Hollywood star James Franco invited Princeton philosophy professor Elizabeth Harman on his YouTube series Philosophy Time so she could explain her belief that there is nothing morally wrong about early abortion.

Philosophy Time is Franco’s newest project where he teams up with professor Eliot Michaelson to discuss a wide variety of topics.

I defend the view that there is nothing morally bad about early abortion. So, a lot of people think, ‘Well, it’s permissible to have an abortion, but something bad happens when the fetus dies.’ And I think if a fetus hasn’t ever been conscious, it hasn’t ever had any experiences, and we aborted it at that stage, actually nothing morally bad happens… So, James, when you were an early fetus, and Eliot, when you were an early fetus, all of us I think we already did have moral status then. But we had moral status in virtue of our futures… But some early fetuses will die in early pregnancy due to abortion or miscarriage. And in my view that is a very different kind of entity. That’s something that doesn’t have a future as a person and it doesn’t have moral status.

Franco seemed extremely puzzled and responded by asking, “Can’t you only judge that in hindsight?”

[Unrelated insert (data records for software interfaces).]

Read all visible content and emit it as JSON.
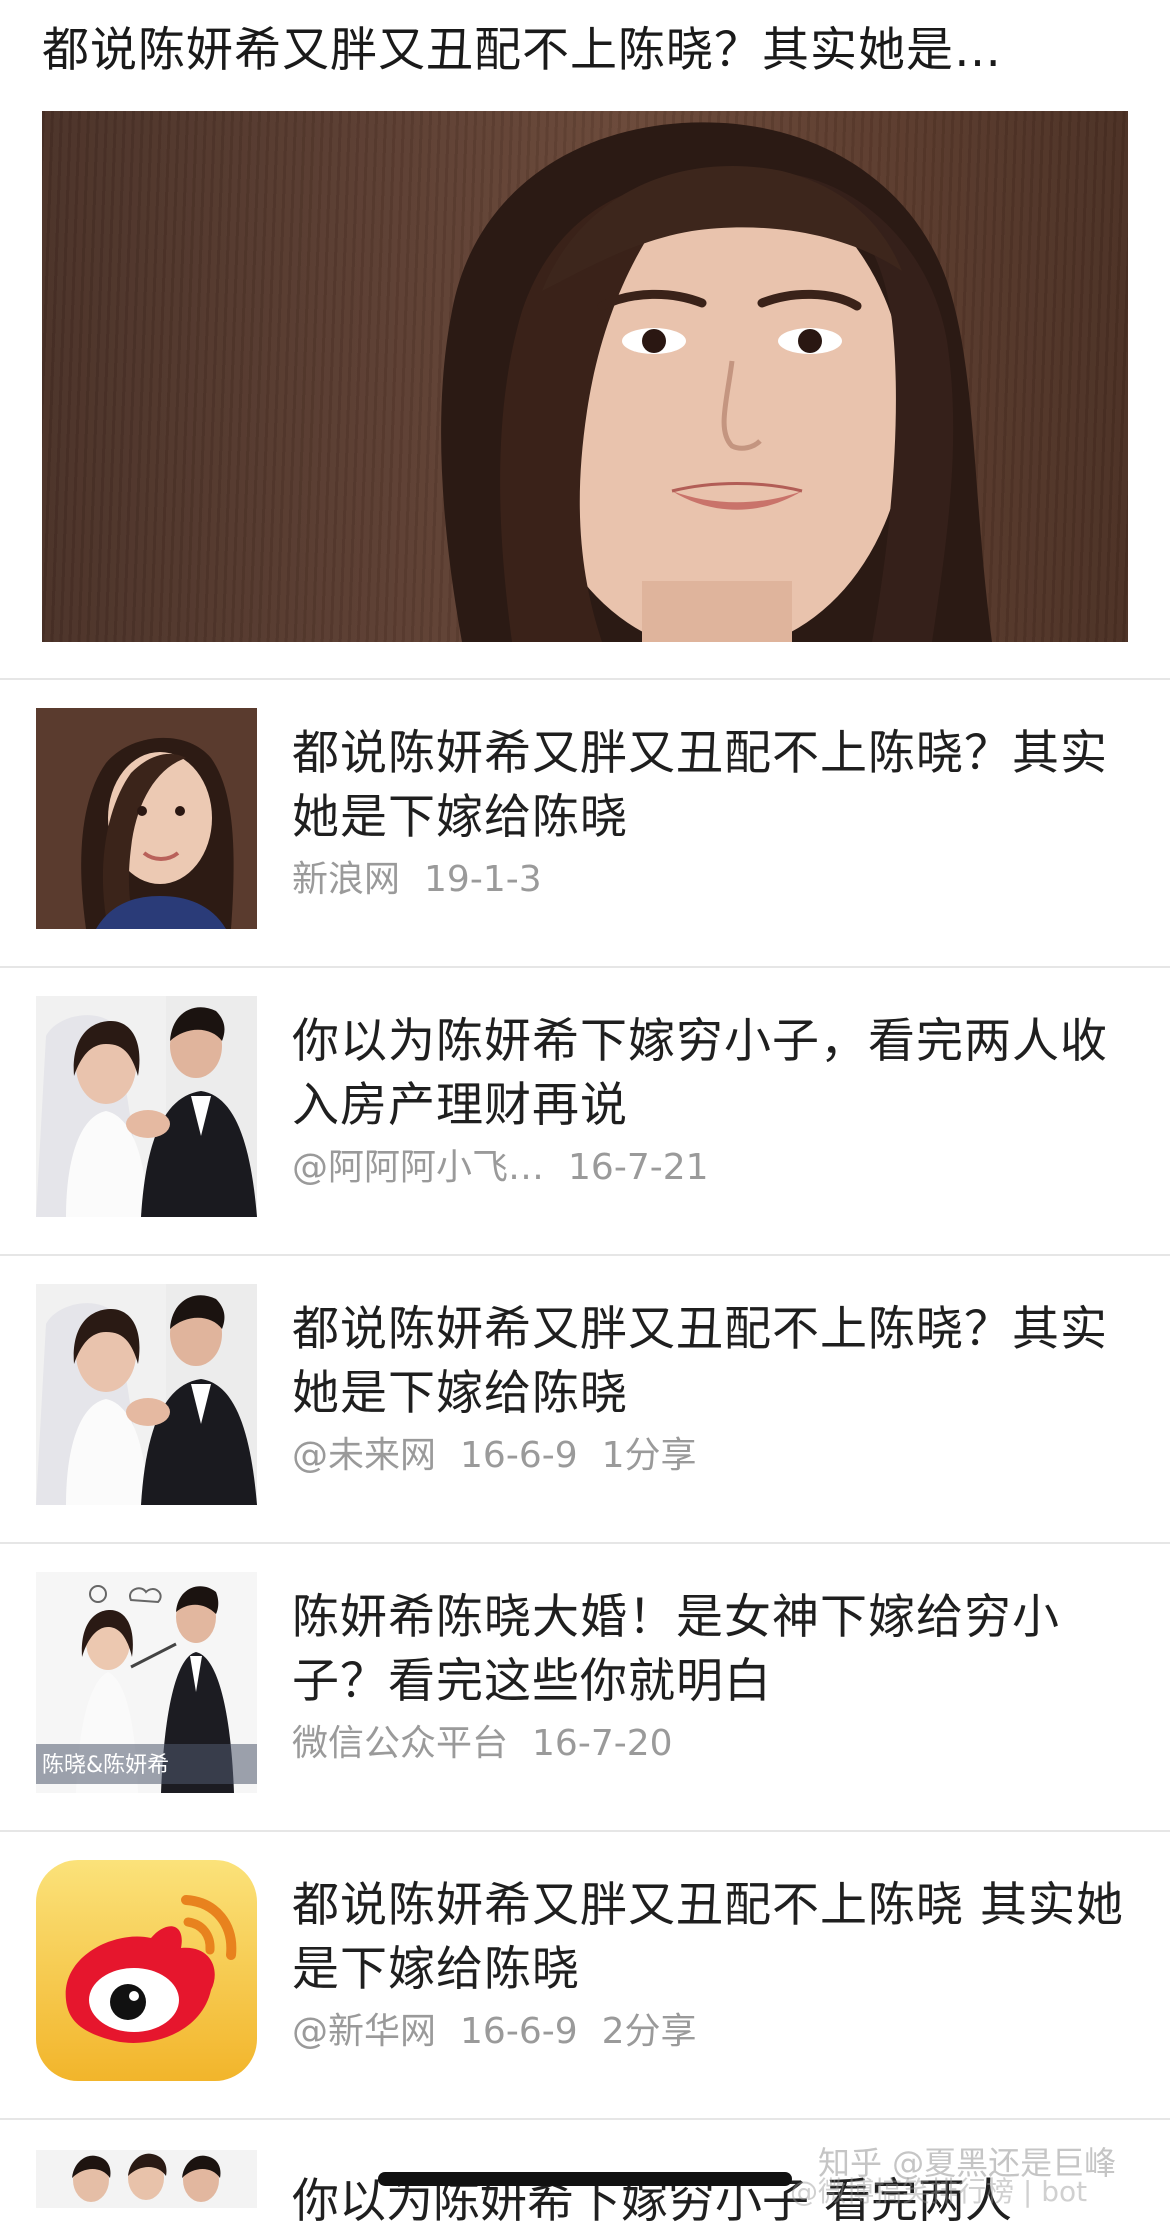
{
  "top": {
    "title": "都说陈妍希又胖又丑配不上陈晓？其实她是…"
  },
  "items": [
    {
      "title": "都说陈妍希又胖又丑配不上陈晓？其实她是下嫁给陈晓",
      "source": "新浪网",
      "date": "19-1-3",
      "extra": "",
      "thumb": "portrait-photo"
    },
    {
      "title": "你以为陈妍希下嫁穷小子，看完两人收入房产理财再说",
      "source": "@阿阿阿小飞…",
      "date": "16-7-21",
      "extra": "",
      "thumb": "wedding-photo"
    },
    {
      "title": "都说陈妍希又胖又丑配不上陈晓？其实她是下嫁给陈晓",
      "source": "@未来网",
      "date": "16-6-9",
      "extra": "1分享",
      "thumb": "wedding-photo"
    },
    {
      "title": "陈妍希陈晓大婚！是女神下嫁给穷小子？看完这些你就明白",
      "source": "微信公众平台",
      "date": "16-7-20",
      "extra": "",
      "thumb": "couple-poster",
      "thumb_caption": "陈晓&陈妍希"
    },
    {
      "title": "都说陈妍希又胖又丑配不上陈晓 其实她是下嫁给陈晓",
      "source": "@新华网",
      "date": "16-6-9",
      "extra": "2分享",
      "thumb": "weibo-icon"
    }
  ],
  "partial": {
    "title": "你以为陈妍希下嫁穷小子 看完两人"
  },
  "watermark": {
    "line1": "知乎 @夏黑还是巨峰",
    "line2": "@微博搞笑排行榜 | bot"
  },
  "colors": {
    "text": "#1f1f1f",
    "meta": "#9a9a9a",
    "divider": "#e6e6e6",
    "weibo_bg": "#f6c544",
    "weibo_red": "#e6162d"
  }
}
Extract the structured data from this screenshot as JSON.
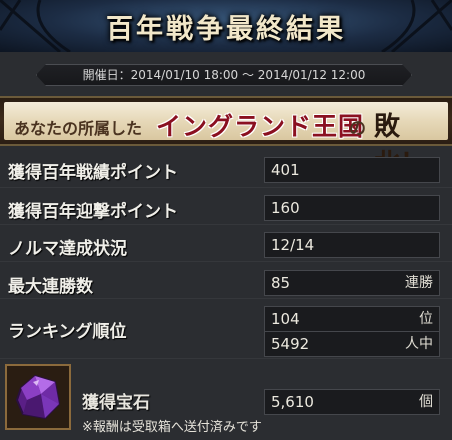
{
  "banner": {
    "title": "百年戦争最終結果"
  },
  "period": {
    "text": "開催日：2014/01/10 18:00 ～ 2014/01/12 12:00"
  },
  "result": {
    "prefix": "あなたの所属した",
    "country": "イングランド王国",
    "particle": "の",
    "verdict": "敗北！"
  },
  "stats": [
    {
      "label": "獲得百年戦績ポイント",
      "value": "401",
      "unit": ""
    },
    {
      "label": "獲得百年迎撃ポイント",
      "value": "160",
      "unit": ""
    },
    {
      "label": "ノルマ達成状況",
      "value": "12/14",
      "unit": ""
    },
    {
      "label": "最大連勝数",
      "value": "85",
      "unit": "連勝"
    }
  ],
  "ranking": {
    "label": "ランキング順位",
    "rank": "104",
    "rank_unit": "位",
    "total": "5492",
    "total_unit": "人中"
  },
  "gems": {
    "label": "獲得宝石",
    "value": "5,610",
    "unit": "個",
    "icon": "purple-gem-icon"
  },
  "note": "※報酬は受取箱へ送付済みです",
  "colors": {
    "country_red": "#8a1020",
    "banner_blue": "#1c2c44",
    "gem_purple": "#8b3fc4"
  }
}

He then asks, “So what you’re saying is if the fetus is never destined to become a person, it doesn’t have ‘moral status.’ If a woman decides to have an abortion with an early fetus, just that act or that intention negates the ‘moral status’ of that early fetus just because if she goes out and has an abortion, it’s pretty certain that it’s not going to become a person?”

Franco once again appeared to be confused by Harman’s next answer.

Right, so it might look like on my view abortion is permissible because you had the abortion but that abortion wouldn’t have been permissible if you didn’t have the abortion. That’s not quite the view, for I think two different reasons. So one reason is that, um, even you have moral status—and in my view back when you were in early fetus you had moral status—but it’s not that aborting you would have been wrong because if your mother had chosen to abort her pregnancy, then it wouldn’t have been the case that you would have had moral status because you would have died as an early fetus, so she would have been aborting something that didn’t have moral status. So it’s not—my view isn’t that if you do abort, abortion is OK but if you don’t abort, abortion would have been wrong. But what it turns out is that it’s a contingent matter that you have moral status you actually have moral status but you might not have counted morally at all if you had been aborted. You would have existed but you just would have had this really very short existence in which you wouldn’t have mattered morally.

To summarize Harman’s argument, aborting a fetus strips a fetus of its future and if the fetus has no future there is nothing immoral about terminating it.